Write only the number of lines in the entries that hold the string "blue".

+===+

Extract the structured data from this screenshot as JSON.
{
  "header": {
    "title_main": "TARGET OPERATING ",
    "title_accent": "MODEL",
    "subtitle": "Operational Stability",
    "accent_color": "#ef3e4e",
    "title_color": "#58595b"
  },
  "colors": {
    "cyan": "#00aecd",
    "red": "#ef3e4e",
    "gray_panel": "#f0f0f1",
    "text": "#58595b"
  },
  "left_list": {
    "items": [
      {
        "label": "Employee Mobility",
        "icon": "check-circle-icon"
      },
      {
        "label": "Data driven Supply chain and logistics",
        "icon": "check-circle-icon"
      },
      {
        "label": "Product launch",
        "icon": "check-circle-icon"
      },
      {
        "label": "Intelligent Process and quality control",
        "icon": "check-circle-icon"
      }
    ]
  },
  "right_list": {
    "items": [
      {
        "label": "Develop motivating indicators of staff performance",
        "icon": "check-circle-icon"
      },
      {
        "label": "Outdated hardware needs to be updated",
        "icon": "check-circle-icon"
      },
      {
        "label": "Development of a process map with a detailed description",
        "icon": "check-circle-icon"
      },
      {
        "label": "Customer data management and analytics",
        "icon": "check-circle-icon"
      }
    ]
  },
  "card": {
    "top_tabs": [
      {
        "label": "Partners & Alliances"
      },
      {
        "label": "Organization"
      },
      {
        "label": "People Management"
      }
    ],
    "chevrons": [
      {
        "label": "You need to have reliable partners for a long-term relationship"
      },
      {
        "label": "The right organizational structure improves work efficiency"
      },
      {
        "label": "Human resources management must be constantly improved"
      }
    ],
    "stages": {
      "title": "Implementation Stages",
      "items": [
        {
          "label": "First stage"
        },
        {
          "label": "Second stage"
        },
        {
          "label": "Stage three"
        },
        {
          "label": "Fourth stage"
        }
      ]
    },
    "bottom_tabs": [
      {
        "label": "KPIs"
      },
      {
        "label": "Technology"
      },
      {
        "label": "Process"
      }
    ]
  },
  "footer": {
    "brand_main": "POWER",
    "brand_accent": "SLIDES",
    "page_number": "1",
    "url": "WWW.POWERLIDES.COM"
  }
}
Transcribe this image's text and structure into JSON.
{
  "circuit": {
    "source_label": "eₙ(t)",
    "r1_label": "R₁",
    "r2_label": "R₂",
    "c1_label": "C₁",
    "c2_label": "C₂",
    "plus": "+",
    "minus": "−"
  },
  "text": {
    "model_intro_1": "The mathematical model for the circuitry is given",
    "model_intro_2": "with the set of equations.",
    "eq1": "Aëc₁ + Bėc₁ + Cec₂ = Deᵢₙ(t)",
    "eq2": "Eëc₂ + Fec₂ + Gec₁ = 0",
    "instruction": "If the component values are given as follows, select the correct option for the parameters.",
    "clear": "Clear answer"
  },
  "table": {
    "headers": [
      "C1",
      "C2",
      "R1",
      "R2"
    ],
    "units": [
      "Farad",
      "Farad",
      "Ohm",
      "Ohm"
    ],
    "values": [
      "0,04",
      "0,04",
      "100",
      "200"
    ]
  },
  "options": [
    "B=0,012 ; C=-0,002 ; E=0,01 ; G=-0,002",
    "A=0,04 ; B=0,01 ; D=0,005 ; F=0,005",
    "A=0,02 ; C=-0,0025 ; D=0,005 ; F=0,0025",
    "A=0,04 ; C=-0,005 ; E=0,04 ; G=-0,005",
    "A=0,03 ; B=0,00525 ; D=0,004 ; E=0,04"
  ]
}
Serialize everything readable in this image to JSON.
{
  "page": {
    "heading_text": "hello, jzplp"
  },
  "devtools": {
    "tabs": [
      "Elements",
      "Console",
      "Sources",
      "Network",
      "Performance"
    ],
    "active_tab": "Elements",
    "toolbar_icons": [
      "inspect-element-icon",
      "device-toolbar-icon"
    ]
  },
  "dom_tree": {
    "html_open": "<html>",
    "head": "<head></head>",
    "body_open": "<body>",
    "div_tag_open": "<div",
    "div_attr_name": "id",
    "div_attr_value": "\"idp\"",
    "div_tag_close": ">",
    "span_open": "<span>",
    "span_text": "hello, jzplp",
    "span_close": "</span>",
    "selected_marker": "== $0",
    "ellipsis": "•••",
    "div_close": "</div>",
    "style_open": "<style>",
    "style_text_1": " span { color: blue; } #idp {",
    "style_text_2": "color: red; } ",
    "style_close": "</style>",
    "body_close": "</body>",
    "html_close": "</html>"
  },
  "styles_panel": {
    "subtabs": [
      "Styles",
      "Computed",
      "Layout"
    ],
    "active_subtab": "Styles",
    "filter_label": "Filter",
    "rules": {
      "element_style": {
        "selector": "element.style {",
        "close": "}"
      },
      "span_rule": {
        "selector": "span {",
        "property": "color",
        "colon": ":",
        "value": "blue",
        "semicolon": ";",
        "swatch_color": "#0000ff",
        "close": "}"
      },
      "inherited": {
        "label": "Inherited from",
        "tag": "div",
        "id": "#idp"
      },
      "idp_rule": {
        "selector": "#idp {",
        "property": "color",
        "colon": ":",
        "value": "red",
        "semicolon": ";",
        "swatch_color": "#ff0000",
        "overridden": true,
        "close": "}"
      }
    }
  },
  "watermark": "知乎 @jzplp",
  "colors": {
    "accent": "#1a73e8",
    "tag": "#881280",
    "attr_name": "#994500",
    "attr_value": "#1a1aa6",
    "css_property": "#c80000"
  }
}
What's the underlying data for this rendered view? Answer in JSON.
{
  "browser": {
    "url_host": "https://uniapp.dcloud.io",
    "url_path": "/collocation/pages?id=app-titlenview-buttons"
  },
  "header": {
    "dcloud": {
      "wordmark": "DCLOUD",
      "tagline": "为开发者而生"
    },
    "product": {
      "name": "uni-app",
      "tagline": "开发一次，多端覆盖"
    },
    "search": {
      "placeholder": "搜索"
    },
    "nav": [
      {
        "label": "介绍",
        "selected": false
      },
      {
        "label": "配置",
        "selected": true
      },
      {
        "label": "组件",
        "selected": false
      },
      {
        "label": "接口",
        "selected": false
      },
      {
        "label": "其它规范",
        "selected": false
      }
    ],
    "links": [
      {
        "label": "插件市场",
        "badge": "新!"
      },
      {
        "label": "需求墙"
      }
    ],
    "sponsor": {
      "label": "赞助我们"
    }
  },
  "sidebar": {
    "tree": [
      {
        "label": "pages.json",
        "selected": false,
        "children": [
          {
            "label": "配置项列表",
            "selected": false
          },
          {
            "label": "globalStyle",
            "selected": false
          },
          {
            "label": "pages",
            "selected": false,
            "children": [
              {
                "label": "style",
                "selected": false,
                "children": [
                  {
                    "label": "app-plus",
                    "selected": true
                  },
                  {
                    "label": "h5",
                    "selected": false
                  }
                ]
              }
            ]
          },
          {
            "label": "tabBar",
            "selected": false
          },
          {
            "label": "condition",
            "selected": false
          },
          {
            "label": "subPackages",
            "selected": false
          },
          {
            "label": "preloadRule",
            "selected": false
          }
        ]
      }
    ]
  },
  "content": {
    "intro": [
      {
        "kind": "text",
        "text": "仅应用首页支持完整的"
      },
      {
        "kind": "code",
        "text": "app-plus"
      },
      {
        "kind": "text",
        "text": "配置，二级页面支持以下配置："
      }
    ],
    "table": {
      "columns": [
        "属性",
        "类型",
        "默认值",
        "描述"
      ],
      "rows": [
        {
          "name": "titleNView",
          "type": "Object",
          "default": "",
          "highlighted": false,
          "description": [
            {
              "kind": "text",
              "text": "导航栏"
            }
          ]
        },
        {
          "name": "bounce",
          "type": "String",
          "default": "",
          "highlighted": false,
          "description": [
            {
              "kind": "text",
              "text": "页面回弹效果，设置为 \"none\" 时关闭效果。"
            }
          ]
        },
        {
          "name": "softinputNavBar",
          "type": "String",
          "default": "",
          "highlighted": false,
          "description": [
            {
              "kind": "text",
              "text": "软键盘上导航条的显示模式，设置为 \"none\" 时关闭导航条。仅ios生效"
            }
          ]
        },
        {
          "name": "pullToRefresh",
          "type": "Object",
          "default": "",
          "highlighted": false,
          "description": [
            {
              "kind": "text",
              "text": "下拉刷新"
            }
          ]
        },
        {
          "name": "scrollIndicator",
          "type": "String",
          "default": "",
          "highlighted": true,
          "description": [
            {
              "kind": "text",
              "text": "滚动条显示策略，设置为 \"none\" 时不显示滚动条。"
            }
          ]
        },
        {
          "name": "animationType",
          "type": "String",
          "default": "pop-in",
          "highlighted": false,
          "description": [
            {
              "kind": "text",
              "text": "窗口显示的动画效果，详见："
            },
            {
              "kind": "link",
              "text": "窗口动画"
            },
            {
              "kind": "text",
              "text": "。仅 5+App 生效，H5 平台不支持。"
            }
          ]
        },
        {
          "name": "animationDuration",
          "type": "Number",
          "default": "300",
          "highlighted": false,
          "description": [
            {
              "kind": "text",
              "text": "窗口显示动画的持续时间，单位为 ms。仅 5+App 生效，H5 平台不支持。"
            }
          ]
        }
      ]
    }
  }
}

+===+

*Solution to this exercise:*
2